This is the first book focusing specifically on the design of experiments for GLMs. Much of the research literature on this topic is at a high mathematical level, and without any information on computation. This book explains the motivation behind various techniques, reduces the difficulty of the mathematics, or moves it to one side if it cannot be avoided, and gives examples of how to write and run computer programs using R.
This book is aimed at readers who have done elementary differentiation and understand minimal matrix algebra, and have familiarity with R. It equips professional statisticians to read the research literature. Nonstatisticians will be able to design their own experiments by following the examples and using the programs provided.
Generalized Linear Models
The Theory Underlying Design
The Binomial Distribution
The Poisson Distribution

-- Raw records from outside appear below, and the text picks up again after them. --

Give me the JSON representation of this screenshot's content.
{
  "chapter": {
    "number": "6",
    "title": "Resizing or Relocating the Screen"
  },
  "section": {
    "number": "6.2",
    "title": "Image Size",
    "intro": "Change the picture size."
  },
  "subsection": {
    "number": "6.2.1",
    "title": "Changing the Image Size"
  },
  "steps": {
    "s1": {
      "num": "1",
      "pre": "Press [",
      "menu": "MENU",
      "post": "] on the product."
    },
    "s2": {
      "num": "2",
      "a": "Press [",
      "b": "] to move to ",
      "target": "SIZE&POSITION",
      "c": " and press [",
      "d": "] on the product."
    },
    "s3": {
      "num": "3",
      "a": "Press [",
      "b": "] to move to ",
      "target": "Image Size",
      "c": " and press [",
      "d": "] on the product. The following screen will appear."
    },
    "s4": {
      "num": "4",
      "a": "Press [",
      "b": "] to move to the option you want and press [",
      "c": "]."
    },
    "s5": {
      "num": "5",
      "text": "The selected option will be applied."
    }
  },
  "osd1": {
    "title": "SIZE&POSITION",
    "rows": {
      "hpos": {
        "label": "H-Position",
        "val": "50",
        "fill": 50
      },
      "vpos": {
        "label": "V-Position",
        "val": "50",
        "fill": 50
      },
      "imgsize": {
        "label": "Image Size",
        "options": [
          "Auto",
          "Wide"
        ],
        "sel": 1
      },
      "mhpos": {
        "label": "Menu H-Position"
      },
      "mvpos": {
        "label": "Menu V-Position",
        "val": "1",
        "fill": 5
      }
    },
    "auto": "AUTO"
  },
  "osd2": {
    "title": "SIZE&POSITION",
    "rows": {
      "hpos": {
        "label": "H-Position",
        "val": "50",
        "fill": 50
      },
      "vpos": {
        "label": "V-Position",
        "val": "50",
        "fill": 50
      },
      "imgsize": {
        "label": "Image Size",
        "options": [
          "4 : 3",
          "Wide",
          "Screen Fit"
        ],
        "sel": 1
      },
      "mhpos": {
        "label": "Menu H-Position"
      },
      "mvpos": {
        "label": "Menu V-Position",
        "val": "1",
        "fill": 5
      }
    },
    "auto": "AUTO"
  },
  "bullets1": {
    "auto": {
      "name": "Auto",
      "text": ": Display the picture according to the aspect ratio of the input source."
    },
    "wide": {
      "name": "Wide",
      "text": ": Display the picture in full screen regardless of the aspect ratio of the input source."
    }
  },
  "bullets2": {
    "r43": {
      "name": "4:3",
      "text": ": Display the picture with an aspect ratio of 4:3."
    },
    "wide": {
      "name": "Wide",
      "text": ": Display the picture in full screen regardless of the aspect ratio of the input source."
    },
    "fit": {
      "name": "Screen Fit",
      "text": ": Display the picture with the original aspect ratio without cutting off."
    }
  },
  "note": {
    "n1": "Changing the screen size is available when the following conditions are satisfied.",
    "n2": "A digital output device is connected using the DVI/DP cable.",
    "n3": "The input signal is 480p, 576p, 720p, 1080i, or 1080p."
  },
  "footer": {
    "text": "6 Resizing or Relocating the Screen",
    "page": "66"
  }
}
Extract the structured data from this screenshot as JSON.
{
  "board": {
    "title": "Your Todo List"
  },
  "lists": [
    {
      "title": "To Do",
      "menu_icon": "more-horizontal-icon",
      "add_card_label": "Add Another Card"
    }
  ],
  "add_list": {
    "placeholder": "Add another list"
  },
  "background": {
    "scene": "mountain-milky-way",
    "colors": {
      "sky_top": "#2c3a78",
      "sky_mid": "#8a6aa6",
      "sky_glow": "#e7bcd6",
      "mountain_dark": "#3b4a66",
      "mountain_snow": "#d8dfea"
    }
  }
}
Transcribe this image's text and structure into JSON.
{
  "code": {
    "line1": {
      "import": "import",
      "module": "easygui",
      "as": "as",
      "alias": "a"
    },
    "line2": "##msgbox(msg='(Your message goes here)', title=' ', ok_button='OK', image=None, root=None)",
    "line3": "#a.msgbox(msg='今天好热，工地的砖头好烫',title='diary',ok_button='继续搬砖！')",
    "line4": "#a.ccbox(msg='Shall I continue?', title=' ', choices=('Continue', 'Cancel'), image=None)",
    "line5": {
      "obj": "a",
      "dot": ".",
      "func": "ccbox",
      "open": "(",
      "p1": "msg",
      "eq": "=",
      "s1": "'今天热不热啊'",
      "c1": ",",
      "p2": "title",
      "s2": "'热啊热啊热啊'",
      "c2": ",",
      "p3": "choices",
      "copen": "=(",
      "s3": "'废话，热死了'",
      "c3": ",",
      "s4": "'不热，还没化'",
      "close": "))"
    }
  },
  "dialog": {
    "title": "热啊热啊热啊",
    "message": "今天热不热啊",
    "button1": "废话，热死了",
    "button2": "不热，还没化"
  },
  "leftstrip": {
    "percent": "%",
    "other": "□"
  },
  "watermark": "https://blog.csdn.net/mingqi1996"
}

Several Other Distributions
Bayesian experimental design
"Dr Russell has produced an accessible and informative text that provides useful methodology for applied researchers and practitioners, and a good introduction for postgraduate students wishing to start researching in the area. Design of experiments is fundamental to the scientific method but, when non-normal data is anticipated, too often either little thought is given to the design, or inappropriate designs tailored to linear models are applied. This book provides the background and methods, including R code, required to start designing better experiments in such situations. The coverage ranges from relatively simple, single factor experiments to multi-factor studies and Bayesian designs using recent research results, making is a valuable addition to many different bookshelves."
—Professor David Woods, University of Southampton